WASHINGTON—Advocates and opponents of duties against pneumatic off-the-road tires from India and Sri Lanka sparred at a final determination hearing before the International Trade Commission Jan. 4.
The same day, the U.S. Department of Commerce issued very low countervailing duties against Indian and Sri Lankan OTR imports, and found no evidence of dumping against Indian OTR tires.

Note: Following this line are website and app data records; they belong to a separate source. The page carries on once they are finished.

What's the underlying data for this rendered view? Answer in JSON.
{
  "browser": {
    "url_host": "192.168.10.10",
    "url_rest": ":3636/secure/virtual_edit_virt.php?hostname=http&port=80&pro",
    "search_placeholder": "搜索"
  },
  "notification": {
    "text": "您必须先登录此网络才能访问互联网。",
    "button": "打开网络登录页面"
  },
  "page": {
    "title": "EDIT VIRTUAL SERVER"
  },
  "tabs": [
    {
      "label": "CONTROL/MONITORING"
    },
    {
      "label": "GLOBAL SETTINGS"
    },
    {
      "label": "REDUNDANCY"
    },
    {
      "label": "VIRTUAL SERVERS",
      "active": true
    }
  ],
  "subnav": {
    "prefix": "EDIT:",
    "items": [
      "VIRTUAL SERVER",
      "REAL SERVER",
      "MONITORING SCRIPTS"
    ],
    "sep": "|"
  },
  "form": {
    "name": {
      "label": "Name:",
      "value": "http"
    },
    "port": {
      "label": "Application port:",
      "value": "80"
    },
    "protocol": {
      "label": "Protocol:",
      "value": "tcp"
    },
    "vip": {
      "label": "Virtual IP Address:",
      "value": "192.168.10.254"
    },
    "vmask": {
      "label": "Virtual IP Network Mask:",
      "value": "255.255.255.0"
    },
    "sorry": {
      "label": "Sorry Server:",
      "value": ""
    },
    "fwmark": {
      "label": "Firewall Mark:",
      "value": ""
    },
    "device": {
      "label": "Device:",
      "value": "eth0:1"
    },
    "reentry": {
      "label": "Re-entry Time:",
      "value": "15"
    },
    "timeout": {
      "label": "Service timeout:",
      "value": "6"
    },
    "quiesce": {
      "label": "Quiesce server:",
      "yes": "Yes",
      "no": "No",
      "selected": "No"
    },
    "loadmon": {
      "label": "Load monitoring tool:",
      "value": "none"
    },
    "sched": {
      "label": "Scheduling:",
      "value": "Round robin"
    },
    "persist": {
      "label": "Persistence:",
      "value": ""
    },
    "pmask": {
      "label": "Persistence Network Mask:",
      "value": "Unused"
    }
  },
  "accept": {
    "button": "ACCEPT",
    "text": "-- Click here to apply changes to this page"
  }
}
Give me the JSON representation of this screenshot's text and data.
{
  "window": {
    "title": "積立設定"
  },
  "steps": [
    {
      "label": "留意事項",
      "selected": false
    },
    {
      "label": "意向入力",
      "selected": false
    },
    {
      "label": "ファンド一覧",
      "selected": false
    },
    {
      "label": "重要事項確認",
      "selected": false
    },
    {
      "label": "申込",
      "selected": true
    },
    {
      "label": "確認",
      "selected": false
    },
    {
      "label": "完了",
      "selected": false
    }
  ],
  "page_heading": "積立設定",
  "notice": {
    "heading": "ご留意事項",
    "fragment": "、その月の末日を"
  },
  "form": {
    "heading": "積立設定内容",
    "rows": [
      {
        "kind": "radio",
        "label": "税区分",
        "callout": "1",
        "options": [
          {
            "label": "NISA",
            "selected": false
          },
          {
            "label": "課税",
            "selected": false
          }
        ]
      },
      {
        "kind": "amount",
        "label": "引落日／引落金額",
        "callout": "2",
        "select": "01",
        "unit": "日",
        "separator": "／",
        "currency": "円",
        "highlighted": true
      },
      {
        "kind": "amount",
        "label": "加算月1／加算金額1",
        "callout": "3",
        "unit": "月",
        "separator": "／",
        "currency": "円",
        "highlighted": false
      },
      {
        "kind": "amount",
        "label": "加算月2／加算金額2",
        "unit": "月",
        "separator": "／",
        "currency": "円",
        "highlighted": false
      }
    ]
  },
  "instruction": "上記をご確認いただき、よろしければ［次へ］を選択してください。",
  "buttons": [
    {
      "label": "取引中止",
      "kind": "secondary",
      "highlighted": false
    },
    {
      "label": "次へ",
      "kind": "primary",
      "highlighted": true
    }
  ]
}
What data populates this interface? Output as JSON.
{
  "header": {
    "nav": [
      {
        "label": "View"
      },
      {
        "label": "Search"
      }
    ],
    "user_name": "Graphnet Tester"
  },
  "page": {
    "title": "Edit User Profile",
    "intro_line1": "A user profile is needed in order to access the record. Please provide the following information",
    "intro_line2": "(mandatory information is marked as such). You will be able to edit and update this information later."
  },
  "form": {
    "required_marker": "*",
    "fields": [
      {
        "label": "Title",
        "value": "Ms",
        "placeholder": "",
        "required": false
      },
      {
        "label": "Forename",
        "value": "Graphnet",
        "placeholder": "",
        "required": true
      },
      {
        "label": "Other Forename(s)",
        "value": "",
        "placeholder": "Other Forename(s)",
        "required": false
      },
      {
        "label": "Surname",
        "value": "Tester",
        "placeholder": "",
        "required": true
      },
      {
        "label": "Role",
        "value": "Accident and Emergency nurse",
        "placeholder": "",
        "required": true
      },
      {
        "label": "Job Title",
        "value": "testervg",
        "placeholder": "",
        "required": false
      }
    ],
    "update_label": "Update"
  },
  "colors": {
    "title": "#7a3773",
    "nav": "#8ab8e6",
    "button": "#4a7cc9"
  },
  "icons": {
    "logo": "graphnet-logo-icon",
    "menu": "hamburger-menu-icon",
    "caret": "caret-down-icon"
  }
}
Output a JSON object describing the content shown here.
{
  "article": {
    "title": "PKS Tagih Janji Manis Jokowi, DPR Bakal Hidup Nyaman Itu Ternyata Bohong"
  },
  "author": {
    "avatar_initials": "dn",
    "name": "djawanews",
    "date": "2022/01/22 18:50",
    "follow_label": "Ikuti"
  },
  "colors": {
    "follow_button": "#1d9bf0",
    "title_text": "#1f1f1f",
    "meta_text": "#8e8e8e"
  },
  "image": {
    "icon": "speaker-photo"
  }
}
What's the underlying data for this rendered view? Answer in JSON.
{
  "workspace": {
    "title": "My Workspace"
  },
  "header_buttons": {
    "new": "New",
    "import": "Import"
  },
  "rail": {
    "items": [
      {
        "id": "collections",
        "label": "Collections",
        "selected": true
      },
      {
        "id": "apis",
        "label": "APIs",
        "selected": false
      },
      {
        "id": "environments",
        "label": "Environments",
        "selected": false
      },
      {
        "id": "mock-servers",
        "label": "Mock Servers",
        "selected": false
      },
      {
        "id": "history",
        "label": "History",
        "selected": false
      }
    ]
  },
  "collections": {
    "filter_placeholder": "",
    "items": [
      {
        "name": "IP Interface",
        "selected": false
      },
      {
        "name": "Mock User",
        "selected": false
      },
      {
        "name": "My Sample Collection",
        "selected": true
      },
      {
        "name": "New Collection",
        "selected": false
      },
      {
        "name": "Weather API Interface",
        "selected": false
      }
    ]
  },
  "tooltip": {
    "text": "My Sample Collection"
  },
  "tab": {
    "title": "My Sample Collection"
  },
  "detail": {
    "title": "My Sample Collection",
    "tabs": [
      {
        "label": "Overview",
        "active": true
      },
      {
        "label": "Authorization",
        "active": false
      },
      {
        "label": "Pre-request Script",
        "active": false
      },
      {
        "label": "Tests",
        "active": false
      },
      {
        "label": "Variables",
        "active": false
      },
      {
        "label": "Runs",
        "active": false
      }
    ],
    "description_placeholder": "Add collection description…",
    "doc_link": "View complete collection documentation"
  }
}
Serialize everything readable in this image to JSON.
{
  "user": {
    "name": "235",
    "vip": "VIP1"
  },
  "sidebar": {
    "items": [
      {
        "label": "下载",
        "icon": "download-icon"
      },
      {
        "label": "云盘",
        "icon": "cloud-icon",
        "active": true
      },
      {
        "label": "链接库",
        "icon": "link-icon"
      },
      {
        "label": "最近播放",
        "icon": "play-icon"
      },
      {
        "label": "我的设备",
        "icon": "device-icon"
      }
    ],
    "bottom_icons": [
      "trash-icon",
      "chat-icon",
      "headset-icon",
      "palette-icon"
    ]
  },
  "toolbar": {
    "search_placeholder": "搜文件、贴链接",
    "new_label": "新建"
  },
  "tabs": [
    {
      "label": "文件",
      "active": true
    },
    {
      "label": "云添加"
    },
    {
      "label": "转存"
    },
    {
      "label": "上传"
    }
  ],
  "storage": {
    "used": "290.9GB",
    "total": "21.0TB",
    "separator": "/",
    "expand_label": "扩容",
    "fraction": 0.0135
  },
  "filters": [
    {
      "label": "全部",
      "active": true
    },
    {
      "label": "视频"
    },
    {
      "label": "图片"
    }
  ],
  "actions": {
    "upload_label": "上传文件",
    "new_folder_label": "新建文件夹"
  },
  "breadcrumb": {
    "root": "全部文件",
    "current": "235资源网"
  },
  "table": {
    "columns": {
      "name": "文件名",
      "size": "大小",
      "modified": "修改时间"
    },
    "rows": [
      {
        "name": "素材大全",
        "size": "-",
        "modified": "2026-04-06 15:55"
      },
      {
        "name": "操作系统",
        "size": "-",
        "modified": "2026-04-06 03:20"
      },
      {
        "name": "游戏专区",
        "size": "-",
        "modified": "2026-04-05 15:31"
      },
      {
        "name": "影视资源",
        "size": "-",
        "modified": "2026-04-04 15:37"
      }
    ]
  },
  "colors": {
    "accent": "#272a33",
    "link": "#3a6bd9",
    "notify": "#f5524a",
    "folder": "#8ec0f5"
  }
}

Sri Lankan OTR tire importers were not investigated for dumping.
Titan International Inc. and the United Steelworkers union petitioned the ITC for relief in January 2016, requesting formal investigations of OTR tires from China, India and Sri Lanka under Sections 701 and 731 of the Trade Act.
Chinese OTR tire importers were later excused from the investigation, but the ITC and Commerce pursued countervailing duty investigations against both India and Sri Lanka and antidumping duty investigations against India.
In its final determination issued Jan. 4, Commerce found subsidy rates of 5.36 percent against Indian OTR manufacturer Balkrishna Industries Ltd. (BKT), 4.9 percent against Indian manufacturer ATC Tires Private Ltd.; and 5.06 percent against all others.
Camso Loadstar (Private) Ltd., a Sri Lankan OTR tire producer, received a final countervailing duty rate of 2.18 percent, the same amount levied against all other Sri Lankan producers.
These rates were even lower than those issued by Commerce in June 2016. Those rates were 4.7 percent against BKT, 7.64 percent against ATC, 6.17 percent against all other Indian producers, and 2.9 percent against all Sri Lankan producers.
In his testimony, Titan International Chairman Maurice M. Taylor Jr. cited the ITC's 2008 decision granting Titan and the USW antidumping and countervailing duties against Chinese OTR imports.